Today we celebrate the Solemnity of Pentecost – the fiftieth day after Easter! Pentecost commemorates the descent of the Holy Spirit upon the apostles and other followers of Christ, as told in tonight’s first reading from the Acts of the Apostles.
The term Pentecost comes from the Greek word Πεντηκοστή (Pentēkostē) meaning “fiftieth.” It refers to the Jewish of Shavuot, or the Feast of Weeks. Hence, in the story of the coming of the Spirit in Acts, it starts with “When the day of Pentecost had come” (NRSV translation). Pentecost is also sometimes considered the “birthday of the Church,” because, while on the day of Easter, after the women visited the tomb and found Jesus was raised, they were “the Church,” Pentecost is the day Jesus sent the Holy Spirit to the apostles and those gathered, and sent them out to spread the Good News.
Liturgically, Pentecost ends the season of Easter. We have celebrated Easter for fifty whole days, and while we continue to celebrate the Resurrection every time we celebrate Mass, this marks the end of this liturgical season. You’ll notice that a few things we have grown accustomed to over the past seven weeks will change: the Paschal Candle, lit at the Easter Vigil, and placed in a place of prominence near the ambo (where the readings are proclaimed), will return to its normal place – at St. Vincent’s that is near the Baptismal Font; it will also be the last Sunday of the Sprinkling Rite replacing the Penitential Act (at DePaul, anyway) as a way to recall our own baptism. At DePaul, we also have had incense in the procession during the Lenten and Easter Seasons, to mark their importance and solemn nature.

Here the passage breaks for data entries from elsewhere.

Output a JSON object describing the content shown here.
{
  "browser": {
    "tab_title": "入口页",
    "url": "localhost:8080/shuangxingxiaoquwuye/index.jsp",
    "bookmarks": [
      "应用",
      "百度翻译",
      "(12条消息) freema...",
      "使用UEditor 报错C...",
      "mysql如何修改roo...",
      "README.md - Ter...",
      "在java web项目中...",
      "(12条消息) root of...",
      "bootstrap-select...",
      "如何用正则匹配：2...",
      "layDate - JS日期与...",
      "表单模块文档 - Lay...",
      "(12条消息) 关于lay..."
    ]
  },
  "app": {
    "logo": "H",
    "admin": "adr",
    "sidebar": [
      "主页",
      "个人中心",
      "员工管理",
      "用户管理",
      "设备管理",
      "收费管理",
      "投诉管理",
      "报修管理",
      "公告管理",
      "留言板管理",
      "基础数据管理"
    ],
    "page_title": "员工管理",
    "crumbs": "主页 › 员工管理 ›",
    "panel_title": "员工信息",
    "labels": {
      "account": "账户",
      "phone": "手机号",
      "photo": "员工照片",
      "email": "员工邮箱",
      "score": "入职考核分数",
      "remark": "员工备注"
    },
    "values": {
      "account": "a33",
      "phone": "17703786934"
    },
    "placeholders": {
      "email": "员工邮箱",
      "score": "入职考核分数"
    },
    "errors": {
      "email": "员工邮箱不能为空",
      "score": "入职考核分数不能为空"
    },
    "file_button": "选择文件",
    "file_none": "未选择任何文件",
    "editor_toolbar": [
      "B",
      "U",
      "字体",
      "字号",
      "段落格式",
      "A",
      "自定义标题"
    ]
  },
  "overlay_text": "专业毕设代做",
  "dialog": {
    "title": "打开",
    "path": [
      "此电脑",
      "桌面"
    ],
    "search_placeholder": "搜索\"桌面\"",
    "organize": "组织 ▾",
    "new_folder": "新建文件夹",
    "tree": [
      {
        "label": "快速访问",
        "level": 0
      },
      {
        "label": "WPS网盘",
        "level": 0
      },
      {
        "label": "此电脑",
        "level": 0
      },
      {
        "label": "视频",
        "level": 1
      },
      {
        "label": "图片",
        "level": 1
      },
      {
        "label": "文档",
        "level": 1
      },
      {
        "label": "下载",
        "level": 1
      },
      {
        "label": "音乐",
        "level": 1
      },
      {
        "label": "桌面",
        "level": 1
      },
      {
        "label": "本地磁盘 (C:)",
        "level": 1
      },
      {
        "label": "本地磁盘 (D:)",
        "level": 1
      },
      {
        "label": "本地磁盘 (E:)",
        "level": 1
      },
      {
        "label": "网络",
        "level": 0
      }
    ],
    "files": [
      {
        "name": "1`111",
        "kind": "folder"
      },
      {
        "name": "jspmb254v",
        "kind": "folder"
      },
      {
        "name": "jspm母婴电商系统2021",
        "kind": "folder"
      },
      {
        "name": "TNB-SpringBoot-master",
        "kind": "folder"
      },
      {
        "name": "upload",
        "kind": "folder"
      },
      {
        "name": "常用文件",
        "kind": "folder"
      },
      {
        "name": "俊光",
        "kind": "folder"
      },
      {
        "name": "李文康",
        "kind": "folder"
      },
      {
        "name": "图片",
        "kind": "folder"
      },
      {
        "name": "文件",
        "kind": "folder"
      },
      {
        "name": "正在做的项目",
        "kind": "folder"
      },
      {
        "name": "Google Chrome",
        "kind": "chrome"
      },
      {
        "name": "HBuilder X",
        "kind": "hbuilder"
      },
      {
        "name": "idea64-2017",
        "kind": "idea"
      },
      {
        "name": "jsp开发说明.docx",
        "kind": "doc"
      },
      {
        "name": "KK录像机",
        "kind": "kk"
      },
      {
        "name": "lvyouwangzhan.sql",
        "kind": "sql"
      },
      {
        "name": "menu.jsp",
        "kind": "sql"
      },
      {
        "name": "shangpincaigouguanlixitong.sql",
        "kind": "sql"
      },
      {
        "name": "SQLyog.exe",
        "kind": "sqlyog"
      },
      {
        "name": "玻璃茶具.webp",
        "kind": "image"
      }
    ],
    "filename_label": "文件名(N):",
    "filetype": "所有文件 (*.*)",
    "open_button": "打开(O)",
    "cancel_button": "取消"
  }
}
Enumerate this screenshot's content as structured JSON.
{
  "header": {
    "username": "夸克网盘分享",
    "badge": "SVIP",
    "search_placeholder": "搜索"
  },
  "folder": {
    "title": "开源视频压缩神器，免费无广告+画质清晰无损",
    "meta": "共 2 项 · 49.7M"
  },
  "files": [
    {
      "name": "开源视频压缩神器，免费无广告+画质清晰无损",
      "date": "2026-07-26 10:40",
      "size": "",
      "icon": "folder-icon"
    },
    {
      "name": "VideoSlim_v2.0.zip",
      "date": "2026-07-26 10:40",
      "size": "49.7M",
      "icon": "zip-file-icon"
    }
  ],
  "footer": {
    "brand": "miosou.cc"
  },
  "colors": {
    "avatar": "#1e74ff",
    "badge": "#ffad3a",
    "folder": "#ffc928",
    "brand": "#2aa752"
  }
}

You’ll see the priest wearing red vestments. Red is only worn a few times a year: Palm Sunday, Good Friday, and Pentecost (as well as celebrations of apostles, evangelists, martyrs and of the cross at Daily Mass). This color symbolizes (on this occasion) the Holy Spirit, which was given to the gathered apostles and others as tongues of fire.